The only copy of Cantar del mio Cid I have has only 152 chapters in three cantos, and although there are two Moors mentioned whose names begin with "A" I found no mention of an Apollin or any "Islamic image." However, there is an Apollin in another medieval poem, le Chanson de Roland, or the Song of Roland. Dating from perhaps the middle of the 11th century, it mythologizes a relatively minor battle in the Pyrenees between Christian and Muslim forces. In that poem the Saracens are depicted as all being wealthy and caring nothing for God, having a temporal ruler named Muhamet and worshiping a variety of gods, the chief of whom is named Apollin.

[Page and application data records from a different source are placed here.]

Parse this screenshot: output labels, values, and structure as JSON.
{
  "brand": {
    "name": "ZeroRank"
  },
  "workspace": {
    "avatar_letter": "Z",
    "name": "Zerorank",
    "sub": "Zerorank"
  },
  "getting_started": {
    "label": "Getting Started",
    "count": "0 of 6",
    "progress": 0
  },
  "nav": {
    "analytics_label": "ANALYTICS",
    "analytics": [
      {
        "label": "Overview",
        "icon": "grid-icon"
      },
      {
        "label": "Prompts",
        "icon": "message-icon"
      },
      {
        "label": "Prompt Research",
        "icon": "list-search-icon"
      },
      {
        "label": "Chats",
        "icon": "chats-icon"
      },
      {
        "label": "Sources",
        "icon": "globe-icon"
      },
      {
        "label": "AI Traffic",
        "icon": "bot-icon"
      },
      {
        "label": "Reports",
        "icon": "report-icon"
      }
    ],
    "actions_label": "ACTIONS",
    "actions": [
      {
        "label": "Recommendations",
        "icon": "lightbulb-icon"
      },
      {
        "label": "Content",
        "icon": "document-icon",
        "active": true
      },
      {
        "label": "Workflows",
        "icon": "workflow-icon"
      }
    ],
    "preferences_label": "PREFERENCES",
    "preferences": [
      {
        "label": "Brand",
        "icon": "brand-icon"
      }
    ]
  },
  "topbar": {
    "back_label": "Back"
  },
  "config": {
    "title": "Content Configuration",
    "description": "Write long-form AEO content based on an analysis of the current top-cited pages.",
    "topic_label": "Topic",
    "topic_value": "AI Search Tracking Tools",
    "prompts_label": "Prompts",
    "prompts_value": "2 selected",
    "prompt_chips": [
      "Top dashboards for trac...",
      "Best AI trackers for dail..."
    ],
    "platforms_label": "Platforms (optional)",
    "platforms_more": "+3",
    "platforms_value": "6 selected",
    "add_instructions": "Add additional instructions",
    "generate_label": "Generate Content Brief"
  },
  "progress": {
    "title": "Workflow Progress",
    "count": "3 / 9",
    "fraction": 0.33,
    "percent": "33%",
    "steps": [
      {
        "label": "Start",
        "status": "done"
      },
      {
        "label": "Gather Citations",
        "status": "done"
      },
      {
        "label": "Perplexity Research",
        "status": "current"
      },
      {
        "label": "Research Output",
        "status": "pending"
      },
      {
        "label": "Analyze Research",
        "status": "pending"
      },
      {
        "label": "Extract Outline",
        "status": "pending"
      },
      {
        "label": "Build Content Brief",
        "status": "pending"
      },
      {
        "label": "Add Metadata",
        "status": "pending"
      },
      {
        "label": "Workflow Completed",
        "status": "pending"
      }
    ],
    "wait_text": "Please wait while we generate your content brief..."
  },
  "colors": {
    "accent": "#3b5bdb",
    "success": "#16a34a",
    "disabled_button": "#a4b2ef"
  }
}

The concept that the "infidels" worship many gods instead of one (Allah) may have had its origins in the fact that the Sabeans (the ethnic group of the Prophet Mohammed) before Islam worshiped a wide pantheon of gods and goddesses, of which Allah, the moon god, was chief. There may have been remnants of earlier beliefs among Semitic peoples living in the Iberian peninsula at the time of the writing of the earlier poem.
There are, of course, other versions of the Ed Cid story, one from a 14th century copy of a 12th century text, a 17th century French play by Pierre Corneille and an early Latin work from the 11th century, all of which have many differences including number of chapters and a few minor differences in characters. The links below include the eNotes reference work, a history of the story in general and a full translation of Cantar del mio Cid.